The school the boys attended
A Mother’s Day card my dad made in 1921 when he was 12
A letter from Stan written in 1979 reminiscing about his early years
A painting of Betel as it was in 1910, depicted in the art on the pier in the harbour
I spent a great deal of time focusing on Amma’s three brothers and four sisters, most of whom I had never met. As the research expanded, I started to feel like I came to know a little about them; some of their hardships, and some of their achievements. Several young men from both the Goodman and the Swanson families served in the world wars, resulting in mothers raising children alone, and parents fearing they would never see their sons again.
There was continued evidence that they supported each other through thick and thin. Proof of that could be seen in a photograph taken in 1922 of 31 Swanson family members shown below. The event was in Gimli and one family travelled from Edmonton to be there. I concluded that it must have been the death of Bertie’s husband, Henri Henderson, that brought the siblings and their children together at their parents’ home. The beautiful thing about this photo was that it was labeled by Uncle Stan. Without the names, I would not have recognized more than three people. I colour coded each family in the picture and used it several times in my virtual reunion emails.
Big gatherings were common. In an interview of my dad in 1983, he recalled a day when they managed to fit 18 members of the Swanson and Henrickson families into their tiny four-room house in Gimli. It seems that the welcome mat was always out in the Swanson homes, even when they were new arrivals to Canada. “The Swansons, like other Icelandic pioneers, soon acquired their own home on Pacific Ave, and it became like so many others, a meeting place for friends and relatives – young and old.” ( Source: The obituary for Sigurbjorg Julius I521369, found on her profile page in Icelandic Roots and written by her good friend Margaret Stephenson.)
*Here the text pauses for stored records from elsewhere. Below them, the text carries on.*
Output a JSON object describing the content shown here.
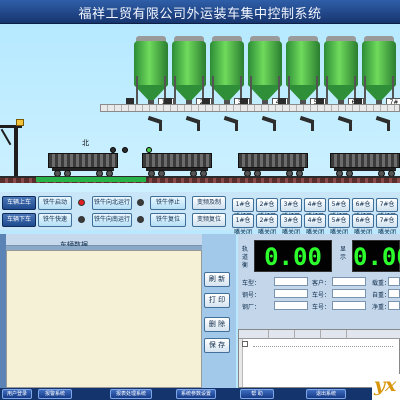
{
  "window": {
    "title": "福祥工贸有限公司外运装车集中控制系统"
  },
  "scene": {
    "silo_labels": [
      "1#",
      "2#",
      "3#",
      "4#",
      "5#",
      "6#",
      "7#"
    ],
    "north_label": "北",
    "colors": {
      "silo": "#3ca044",
      "rail": "#5a2d2d",
      "rail_active": "#27b34a",
      "indicator_on": "#4ec84e"
    }
  },
  "controls": {
    "row1": {
      "b1": "车辆上车",
      "b2": "铁牛启动",
      "b3": "铁牛向北运行",
      "b4": "铁牛停止",
      "b5": "变频及制"
    },
    "row2": {
      "b1": "车辆下车",
      "b2": "铁牛快速",
      "b3": "铁牛向南运行",
      "b4": "铁牛复位",
      "b5": "变频复位"
    },
    "gate_buttons_top": [
      "1#仓嘴打开",
      "2#仓嘴打开",
      "3#仓嘴打开",
      "4#仓嘴打开",
      "5#仓嘴打开",
      "6#仓嘴打开",
      "7#仓嘴打开"
    ],
    "gate_buttons_bottom": [
      "1#仓嘴关闭",
      "2#仓嘴关闭",
      "3#仓嘴关闭",
      "4#仓嘴关闭",
      "5#仓嘴关闭",
      "6#仓嘴关闭",
      "7#仓嘴关闭"
    ]
  },
  "left_panel": {
    "title": "车辆数据",
    "buttons": {
      "refresh": "刷 新",
      "print": "打 印",
      "delete": "删 除",
      "save": "保 存"
    }
  },
  "right_panel": {
    "rail_scale_label": "轨道衡",
    "display_left": "0.00",
    "display_right_label": "显示",
    "display_right": "0.00",
    "fields_left": [
      "车型：",
      "钢号：",
      "钢厂："
    ],
    "fields_mid": [
      "客户：",
      "车号：",
      "车号："
    ],
    "fields_right": [
      "载重：",
      "自重：",
      "净重："
    ]
  },
  "bottom_bar": {
    "buttons": [
      "用户登录",
      "报警系统",
      "报表处理系统",
      "系统参数设置",
      "帮 助",
      "退出系统"
    ]
  },
  "logo": {
    "text": "yx"
  }
}
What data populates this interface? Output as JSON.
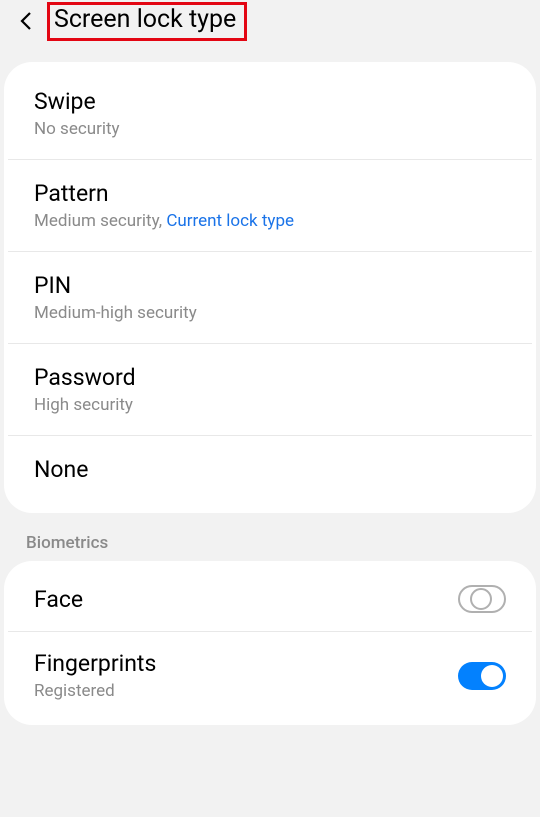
{
  "header": {
    "title": "Screen lock type"
  },
  "lockTypes": [
    {
      "title": "Swipe",
      "subtitle": "No security",
      "current": ""
    },
    {
      "title": "Pattern",
      "subtitle": "Medium security, ",
      "current": "Current lock type"
    },
    {
      "title": "PIN",
      "subtitle": "Medium-high security",
      "current": ""
    },
    {
      "title": "Password",
      "subtitle": "High security",
      "current": ""
    },
    {
      "title": "None",
      "subtitle": "",
      "current": ""
    }
  ],
  "biometricsHeader": "Biometrics",
  "biometrics": [
    {
      "title": "Face",
      "subtitle": "",
      "enabled": false
    },
    {
      "title": "Fingerprints",
      "subtitle": "Registered",
      "enabled": true
    }
  ]
}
Create a Virtual Road Trip
This can consist of a series of photos and a map of where your family lived. You could write it as if you were guiding a bus tour. This project gets you out of the house to take photos. Don’t know where anyone lived? Look at a census, taken every 5 years, frequently available in the Icelandic Roots profiles. Also, check out the Henderson Directories, which list the names, locations, and occupations of household members. They were first published around 1880 in several provinces and are accessible online. If you live in or near Winnipeg, you can research them in person at the Local History Room on the 4th floor of the Millennium Library.
As of today, I have sent out 19 Virtual Family Reunion emails. My next topics are:
The Jonsdottir Foster Sisters
Great Great Afi Svein Sveinsson and His Three Sons
Adding all this information into the Icelandic Roots Database ensures that it will be preserved in a nonprofit, charitable organization with dedicated and talented genealogists. Just send IR your photos, stories, documents, etc. This is a free service for anyone. Make sure your family is included by filling out a free "Cousins Across the Ocean" form, too!
Where will you start?